• _Your objective_: The response should be the records below, repeated exactly, with each picture left out.

** Given data follows **

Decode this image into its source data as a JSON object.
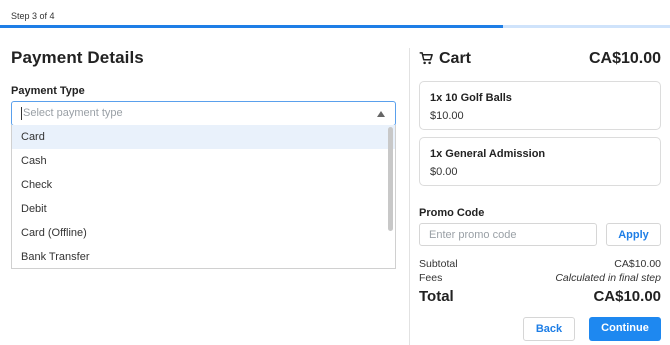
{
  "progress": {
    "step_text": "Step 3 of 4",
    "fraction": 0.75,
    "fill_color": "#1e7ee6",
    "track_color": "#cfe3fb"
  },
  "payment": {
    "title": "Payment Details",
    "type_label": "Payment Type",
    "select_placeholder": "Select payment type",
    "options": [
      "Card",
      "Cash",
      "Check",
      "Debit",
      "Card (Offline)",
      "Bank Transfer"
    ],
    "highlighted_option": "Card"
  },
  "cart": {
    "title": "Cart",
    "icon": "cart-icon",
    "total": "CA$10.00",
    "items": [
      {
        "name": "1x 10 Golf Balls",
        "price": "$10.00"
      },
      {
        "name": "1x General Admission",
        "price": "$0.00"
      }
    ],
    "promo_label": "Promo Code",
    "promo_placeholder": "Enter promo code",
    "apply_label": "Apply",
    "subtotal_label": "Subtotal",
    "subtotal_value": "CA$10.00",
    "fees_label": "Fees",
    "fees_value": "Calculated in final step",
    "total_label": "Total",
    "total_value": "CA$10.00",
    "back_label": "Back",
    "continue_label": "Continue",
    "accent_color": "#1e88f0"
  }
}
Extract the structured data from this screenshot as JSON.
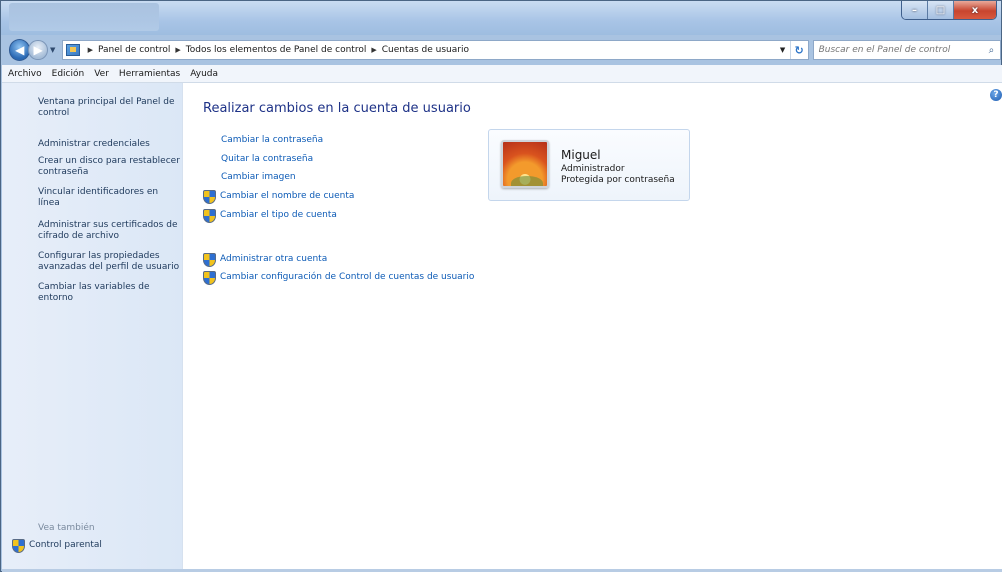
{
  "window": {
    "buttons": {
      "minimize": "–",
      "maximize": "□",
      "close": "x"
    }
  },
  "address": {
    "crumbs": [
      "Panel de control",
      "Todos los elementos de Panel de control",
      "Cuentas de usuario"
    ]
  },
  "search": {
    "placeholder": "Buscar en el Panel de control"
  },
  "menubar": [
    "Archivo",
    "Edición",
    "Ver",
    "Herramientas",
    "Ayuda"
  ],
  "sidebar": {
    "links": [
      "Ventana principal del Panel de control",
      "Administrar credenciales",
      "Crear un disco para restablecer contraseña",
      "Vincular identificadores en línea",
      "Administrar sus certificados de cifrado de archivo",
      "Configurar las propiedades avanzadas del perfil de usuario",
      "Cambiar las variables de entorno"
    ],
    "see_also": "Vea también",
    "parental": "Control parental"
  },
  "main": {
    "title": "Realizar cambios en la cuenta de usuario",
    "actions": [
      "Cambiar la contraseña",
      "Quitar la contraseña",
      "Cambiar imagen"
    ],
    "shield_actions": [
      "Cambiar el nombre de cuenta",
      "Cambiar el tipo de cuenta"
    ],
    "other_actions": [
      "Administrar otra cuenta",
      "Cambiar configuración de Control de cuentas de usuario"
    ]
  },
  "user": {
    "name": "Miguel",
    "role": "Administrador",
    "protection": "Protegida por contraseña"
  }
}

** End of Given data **

• _Task output_:
Decode this image into its source data as a JSON object.
{
  "progress": {
    "step_text": "Step 3 of 4",
    "fraction": 0.75,
    "fill_color": "#1e7ee6",
    "track_color": "#cfe3fb"
  },
  "payment": {
    "title": "Payment Details",
    "type_label": "Payment Type",
    "select_placeholder": "Select payment type",
    "options": [
      "Card",
      "Cash",
      "Check",
      "Debit",
      "Card (Offline)",
      "Bank Transfer"
    ],
    "highlighted_option": "Card"
  },
  "cart": {
    "title": "Cart",
    "icon": "cart-icon",
    "total": "CA$10.00",
    "items": [
      {
        "name": "1x 10 Golf Balls",
        "price": "$10.00"
      },
      {
        "name": "1x General Admission",
        "price": "$0.00"
      }
    ],
    "promo_label": "Promo Code",
    "promo_placeholder": "Enter promo code",
    "apply_label": "Apply",
    "subtotal_label": "Subtotal",
    "subtotal_value": "CA$10.00",
    "fees_label": "Fees",
    "fees_value": "Calculated in final step",
    "total_label": "Total",
    "total_value": "CA$10.00",
    "back_label": "Back",
    "continue_label": "Continue",
    "accent_color": "#1e88f0"
  }
}
Extract the structured data from this screenshot as JSON.
{
  "window": {
    "buttons": {
      "minimize": "–",
      "maximize": "□",
      "close": "x"
    }
  },
  "address": {
    "crumbs": [
      "Panel de control",
      "Todos los elementos de Panel de control",
      "Cuentas de usuario"
    ]
  },
  "search": {
    "placeholder": "Buscar en el Panel de control"
  },
  "menubar": [
    "Archivo",
    "Edición",
    "Ver",
    "Herramientas",
    "Ayuda"
  ],
  "sidebar": {
    "links": [
      "Ventana principal del Panel de control",
      "Administrar credenciales",
      "Crear un disco para restablecer contraseña",
      "Vincular identificadores en línea",
      "Administrar sus certificados de cifrado de archivo",
      "Configurar las propiedades avanzadas del perfil de usuario",
      "Cambiar las variables de entorno"
    ],
    "see_also": "Vea también",
    "parental": "Control parental"
  },
  "main": {
    "title": "Realizar cambios en la cuenta de usuario",
    "actions": [
      "Cambiar la contraseña",
      "Quitar la contraseña",
      "Cambiar imagen"
    ],
    "shield_actions": [
      "Cambiar el nombre de cuenta",
      "Cambiar el tipo de cuenta"
    ],
    "other_actions": [
      "Administrar otra cuenta",
      "Cambiar configuración de Control de cuentas de usuario"
    ]
  },
  "user": {
    "name": "Miguel",
    "role": "Administrador",
    "protection": "Protegida por contraseña"
  }
}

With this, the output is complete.